§ **WHAT TO PRODUCE**
Images in the data are to be skipped, while every line is restated exactly as written.

### EXTRACTED MATERIAL ###

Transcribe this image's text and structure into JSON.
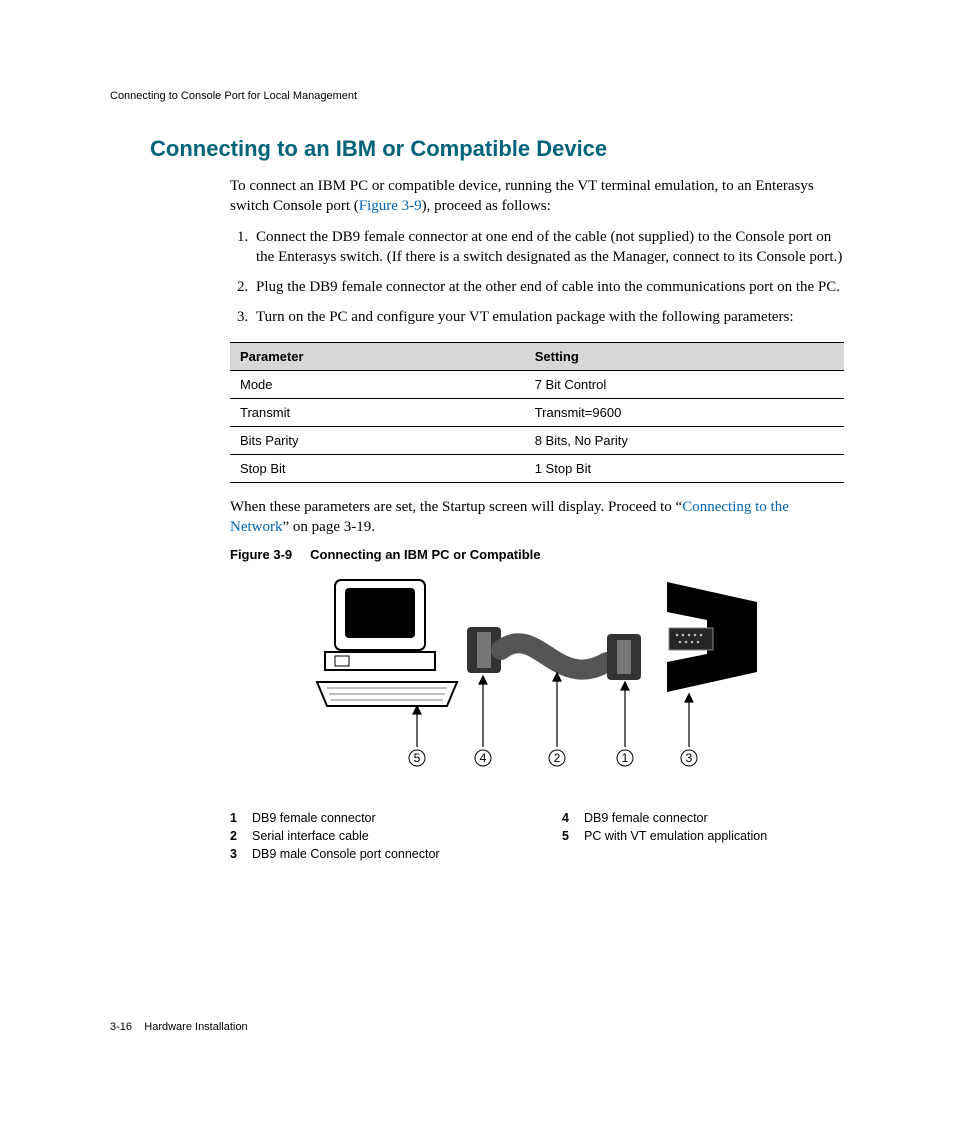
{
  "header": {
    "running": "Connecting to Console Port for Local Management"
  },
  "title": "Connecting to an IBM or Compatible Device",
  "intro": {
    "pre": "To connect an IBM PC or compatible device, running the VT terminal emulation, to an Enterasys switch Console port (",
    "link": "Figure 3-9",
    "post": "), proceed as follows:"
  },
  "steps": [
    "Connect the DB9 female connector at one end of the cable (not supplied) to the Console port on the Enterasys switch. (If there is a switch designated as the Manager, connect to its Console port.)",
    "Plug the DB9 female connector at the other end of cable into the communications port on the PC.",
    "Turn on the PC and configure your VT emulation package with the following parameters:"
  ],
  "table": {
    "headers": [
      "Parameter",
      "Setting"
    ],
    "rows": [
      [
        "Mode",
        "7 Bit Control"
      ],
      [
        "Transmit",
        "Transmit=9600"
      ],
      [
        "Bits Parity",
        "8 Bits, No Parity"
      ],
      [
        "Stop Bit",
        "1 Stop Bit"
      ]
    ]
  },
  "after": {
    "pre": "When these parameters are set, the Startup screen will display. Proceed to “",
    "link": "Connecting to the Network",
    "post": "” on page 3-19."
  },
  "figure": {
    "label": "Figure 3-9",
    "caption": "Connecting an IBM PC or Compatible",
    "callouts": [
      "5",
      "4",
      "2",
      "1",
      "3"
    ]
  },
  "legend": {
    "left": [
      {
        "n": "1",
        "t": "DB9 female connector"
      },
      {
        "n": "2",
        "t": "Serial interface cable"
      },
      {
        "n": "3",
        "t": "DB9 male Console port connector"
      }
    ],
    "right": [
      {
        "n": "4",
        "t": "DB9 female connector"
      },
      {
        "n": "5",
        "t": "PC with VT emulation application"
      }
    ]
  },
  "footer": {
    "page": "3-16",
    "section": "Hardware Installation"
  }
}
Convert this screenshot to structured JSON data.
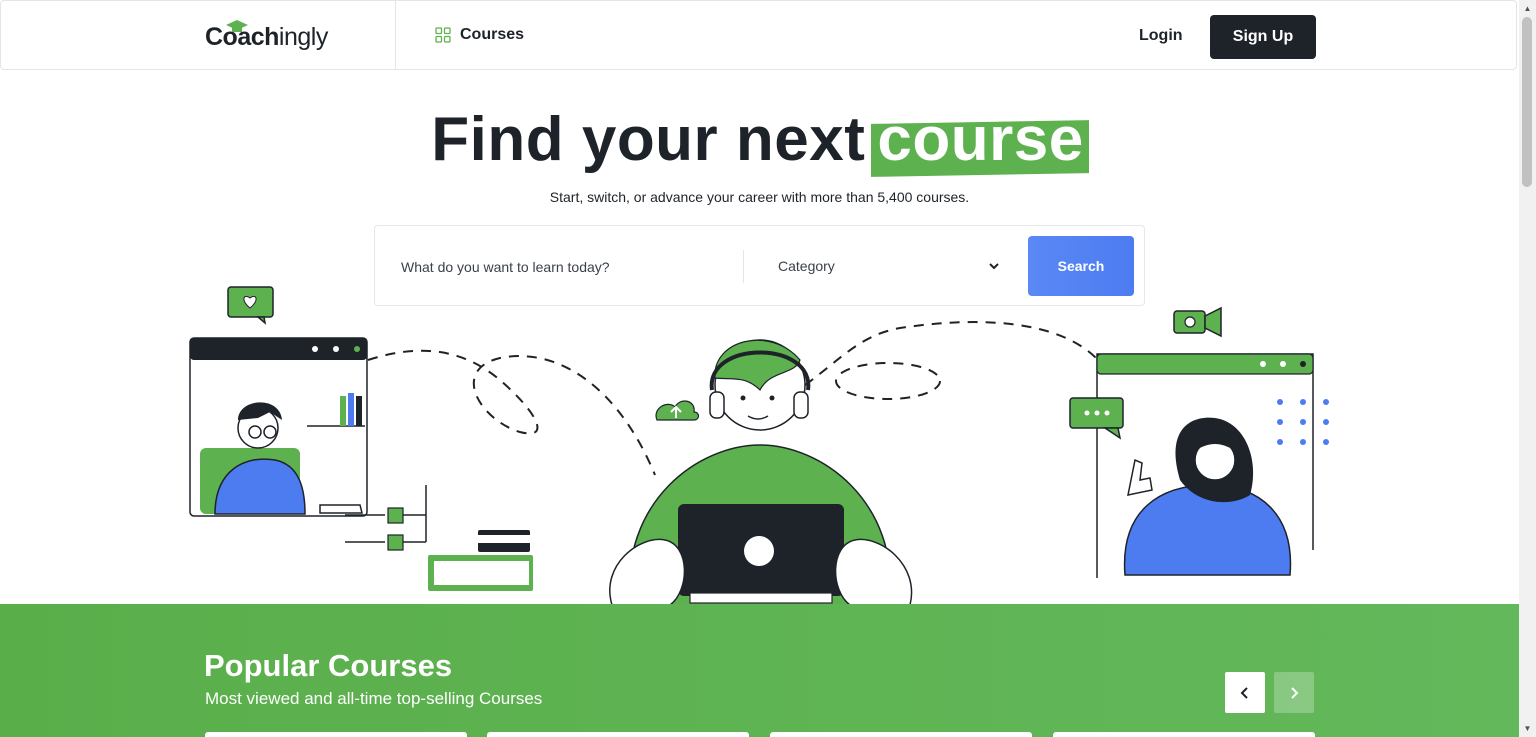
{
  "header": {
    "logo_bold": "Coach",
    "logo_light": "ingly",
    "courses_label": "Courses",
    "login_label": "Login",
    "signup_label": "Sign Up"
  },
  "hero": {
    "title": "Find your next",
    "title_highlight": "course",
    "subtitle": "Start, switch, or advance your career with more than 5,400 courses."
  },
  "search": {
    "placeholder": "What do you want to learn today?",
    "category_label": "Category",
    "button_label": "Search"
  },
  "popular": {
    "title": "Popular Courses",
    "subtitle": "Most viewed and all-time top-selling Courses"
  },
  "colors": {
    "brand_green": "#5eb14f",
    "dark": "#1e232a",
    "accent_blue": "#4d7cf1"
  },
  "icons": {
    "courses": "grid-icon",
    "category": "chevron-down-icon",
    "prev": "chevron-left-icon",
    "next": "chevron-right-icon"
  }
}
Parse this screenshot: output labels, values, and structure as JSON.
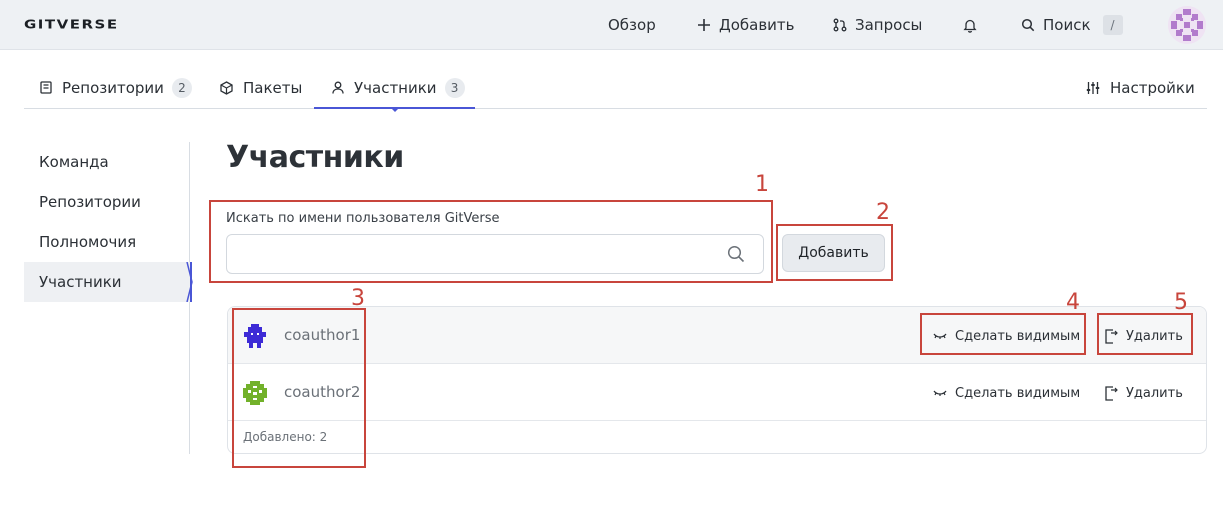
{
  "header": {
    "logo": "GITVERSE",
    "nav": {
      "overview": "Обзор",
      "add": "Добавить",
      "requests": "Запросы",
      "search": "Поиск",
      "search_shortcut": "/"
    }
  },
  "tabs": {
    "repositories": {
      "label": "Репозитории",
      "count": "2"
    },
    "packages": {
      "label": "Пакеты"
    },
    "members": {
      "label": "Участники",
      "count": "3"
    },
    "settings": {
      "label": "Настройки"
    }
  },
  "sidebar": {
    "items": [
      {
        "label": "Команда"
      },
      {
        "label": "Репозитории"
      },
      {
        "label": "Полномочия"
      },
      {
        "label": "Участники"
      }
    ]
  },
  "main": {
    "title": "Участники",
    "search": {
      "label": "Искать по имени пользователя GitVerse",
      "value": "",
      "placeholder": ""
    },
    "add_button": "Добавить",
    "members": [
      {
        "name": "coauthor1",
        "make_visible": "Сделать видимым",
        "remove": "Удалить"
      },
      {
        "name": "coauthor2",
        "make_visible": "Сделать видимым",
        "remove": "Удалить"
      }
    ],
    "footer": "Добавлено: 2"
  },
  "annotations": [
    "1",
    "2",
    "3",
    "4",
    "5"
  ],
  "colors": {
    "accent": "#4a56d6",
    "annotation": "#c8453c",
    "topbar_bg": "#eef1f4"
  },
  "icons": {
    "add": "plus-icon",
    "requests": "pull-request-icon",
    "notifications": "bell-icon",
    "search": "search-icon",
    "repositories": "book-icon",
    "packages": "package-icon",
    "members": "person-icon",
    "settings": "sliders-icon",
    "make_visible": "eye-closed-icon",
    "remove": "leave-icon"
  }
}
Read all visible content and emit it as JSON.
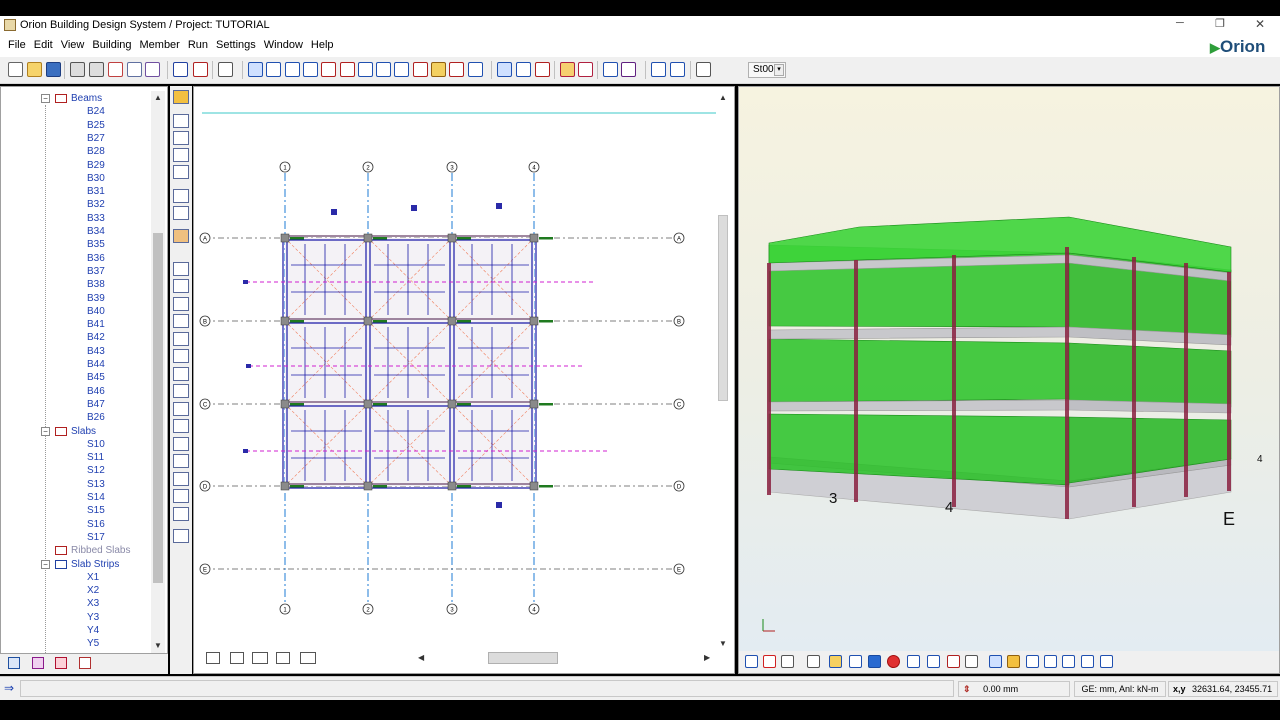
{
  "window": {
    "title": "Orion Building Design System / Project: TUTORIAL",
    "brand": "Orion",
    "controls": {
      "minimize": "─",
      "restore": "❐",
      "close": "✕"
    }
  },
  "menu": [
    "File",
    "Edit",
    "View",
    "Building",
    "Member",
    "Run",
    "Settings",
    "Window",
    "Help"
  ],
  "toolbar": {
    "storey_select": "St00"
  },
  "tree": {
    "beams_label": "Beams",
    "beams": [
      "B24",
      "B25",
      "B27",
      "B28",
      "B29",
      "B30",
      "B31",
      "B32",
      "B33",
      "B34",
      "B35",
      "B36",
      "B37",
      "B38",
      "B39",
      "B40",
      "B41",
      "B42",
      "B43",
      "B44",
      "B45",
      "B46",
      "B47",
      "B26"
    ],
    "slabs_label": "Slabs",
    "slabs": [
      "S10",
      "S11",
      "S12",
      "S13",
      "S14",
      "S15",
      "S16",
      "S17"
    ],
    "ribbed_label": "Ribbed Slabs",
    "strips_label": "Slab Strips",
    "strips": [
      "X1",
      "X2",
      "X3",
      "Y3",
      "Y4",
      "Y5"
    ]
  },
  "plan": {
    "axes_top": [
      "1",
      "2",
      "3",
      "4"
    ],
    "axes_left": [
      "A",
      "B",
      "C",
      "D",
      "E"
    ]
  },
  "view3d": {
    "labels": {
      "l3": "3",
      "l4": "4",
      "lE": "E",
      "l4b": "4"
    }
  },
  "status": {
    "elevation": "0.00 mm",
    "units": "GE: mm, Anl: kN-m",
    "coord_label": "x,y",
    "coords": "32631.64, 23455.71"
  },
  "colors": {
    "grid_axis": "#1e7bd6",
    "beam": "#1a1aa8",
    "column": "#1f7a1f",
    "load": "#d020d0",
    "slab_glass": "#22c41f",
    "column_3d": "#8a2040"
  }
}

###

§ **RESULT FOR THIS TASK**
Transcribe this image's text and structure into JSON.
{
  "header": {
    "running": "Connecting to Console Port for Local Management"
  },
  "title": "Connecting to an IBM or Compatible Device",
  "intro": {
    "pre": "To connect an IBM PC or compatible device, running the VT terminal emulation, to an Enterasys switch Console port (",
    "link": "Figure 3-9",
    "post": "), proceed as follows:"
  },
  "steps": [
    "Connect the DB9 female connector at one end of the cable (not supplied) to the Console port on the Enterasys switch. (If there is a switch designated as the Manager, connect to its Console port.)",
    "Plug the DB9 female connector at the other end of cable into the communications port on the PC.",
    "Turn on the PC and configure your VT emulation package with the following parameters:"
  ],
  "table": {
    "headers": [
      "Parameter",
      "Setting"
    ],
    "rows": [
      [
        "Mode",
        "7 Bit Control"
      ],
      [
        "Transmit",
        "Transmit=9600"
      ],
      [
        "Bits Parity",
        "8 Bits, No Parity"
      ],
      [
        "Stop Bit",
        "1 Stop Bit"
      ]
    ]
  },
  "after": {
    "pre": "When these parameters are set, the Startup screen will display. Proceed to “",
    "link": "Connecting to the Network",
    "post": "” on page 3-19."
  },
  "figure": {
    "label": "Figure 3-9",
    "caption": "Connecting an IBM PC or Compatible",
    "callouts": [
      "5",
      "4",
      "2",
      "1",
      "3"
    ]
  },
  "legend": {
    "left": [
      {
        "n": "1",
        "t": "DB9 female connector"
      },
      {
        "n": "2",
        "t": "Serial interface cable"
      },
      {
        "n": "3",
        "t": "DB9 male Console port connector"
      }
    ],
    "right": [
      {
        "n": "4",
        "t": "DB9 female connector"
      },
      {
        "n": "5",
        "t": "PC with VT emulation application"
      }
    ]
  },
  "footer": {
    "page": "3-16",
    "section": "Hardware Installation"
  }
}
Convert this screenshot to structured JSON data.
{
  "header": {
    "logo_bold": "Coach",
    "logo_light": "ingly",
    "courses_label": "Courses",
    "login_label": "Login",
    "signup_label": "Sign Up"
  },
  "hero": {
    "title": "Find your next",
    "title_highlight": "course",
    "subtitle": "Start, switch, or advance your career with more than 5,400 courses."
  },
  "search": {
    "placeholder": "What do you want to learn today?",
    "category_label": "Category",
    "button_label": "Search"
  },
  "popular": {
    "title": "Popular Courses",
    "subtitle": "Most viewed and all-time top-selling Courses"
  },
  "colors": {
    "brand_green": "#5eb14f",
    "dark": "#1e232a",
    "accent_blue": "#4d7cf1"
  },
  "icons": {
    "courses": "grid-icon",
    "category": "chevron-down-icon",
    "prev": "chevron-left-icon",
    "next": "chevron-right-icon"
  }
}
Parse this screenshot: output labels, values, and structure as JSON.
{
  "header": {
    "logo": "GITVERSE",
    "nav": {
      "overview": "Обзор",
      "add": "Добавить",
      "requests": "Запросы",
      "search": "Поиск",
      "search_shortcut": "/"
    }
  },
  "tabs": {
    "repositories": {
      "label": "Репозитории",
      "count": "2"
    },
    "packages": {
      "label": "Пакеты"
    },
    "members": {
      "label": "Участники",
      "count": "3"
    },
    "settings": {
      "label": "Настройки"
    }
  },
  "sidebar": {
    "items": [
      {
        "label": "Команда"
      },
      {
        "label": "Репозитории"
      },
      {
        "label": "Полномочия"
      },
      {
        "label": "Участники"
      }
    ]
  },
  "main": {
    "title": "Участники",
    "search": {
      "label": "Искать по имени пользователя GitVerse",
      "value": "",
      "placeholder": ""
    },
    "add_button": "Добавить",
    "members": [
      {
        "name": "coauthor1",
        "make_visible": "Сделать видимым",
        "remove": "Удалить"
      },
      {
        "name": "coauthor2",
        "make_visible": "Сделать видимым",
        "remove": "Удалить"
      }
    ],
    "footer": "Добавлено: 2"
  },
  "annotations": [
    "1",
    "2",
    "3",
    "4",
    "5"
  ],
  "colors": {
    "accent": "#4a56d6",
    "annotation": "#c8453c",
    "topbar_bg": "#eef1f4"
  },
  "icons": {
    "add": "plus-icon",
    "requests": "pull-request-icon",
    "notifications": "bell-icon",
    "search": "search-icon",
    "repositories": "book-icon",
    "packages": "package-icon",
    "members": "person-icon",
    "settings": "sliders-icon",
    "make_visible": "eye-closed-icon",
    "remove": "leave-icon"
  }
}
Read all visible content and emit it as JSON.
{
  "window": {
    "title": "Orion Building Design System / Project: TUTORIAL",
    "brand": "Orion",
    "controls": {
      "minimize": "─",
      "restore": "❐",
      "close": "✕"
    }
  },
  "menu": [
    "File",
    "Edit",
    "View",
    "Building",
    "Member",
    "Run",
    "Settings",
    "Window",
    "Help"
  ],
  "toolbar": {
    "storey_select": "St00"
  },
  "tree": {
    "beams_label": "Beams",
    "beams": [
      "B24",
      "B25",
      "B27",
      "B28",
      "B29",
      "B30",
      "B31",
      "B32",
      "B33",
      "B34",
      "B35",
      "B36",
      "B37",
      "B38",
      "B39",
      "B40",
      "B41",
      "B42",
      "B43",
      "B44",
      "B45",
      "B46",
      "B47",
      "B26"
    ],
    "slabs_label": "Slabs",
    "slabs": [
      "S10",
      "S11",
      "S12",
      "S13",
      "S14",
      "S15",
      "S16",
      "S17"
    ],
    "ribbed_label": "Ribbed Slabs",
    "strips_label": "Slab Strips",
    "strips": [
      "X1",
      "X2",
      "X3",
      "Y3",
      "Y4",
      "Y5"
    ]
  },
  "plan": {
    "axes_top": [
      "1",
      "2",
      "3",
      "4"
    ],
    "axes_left": [
      "A",
      "B",
      "C",
      "D",
      "E"
    ]
  },
  "view3d": {
    "labels": {
      "l3": "3",
      "l4": "4",
      "lE": "E",
      "l4b": "4"
    }
  },
  "status": {
    "elevation": "0.00 mm",
    "units": "GE: mm, Anl: kN-m",
    "coord_label": "x,y",
    "coords": "32631.64, 23455.71"
  },
  "colors": {
    "grid_axis": "#1e7bd6",
    "beam": "#1a1aa8",
    "column": "#1f7a1f",
    "load": "#d020d0",
    "slab_glass": "#22c41f",
    "column_3d": "#8a2040"
  }
}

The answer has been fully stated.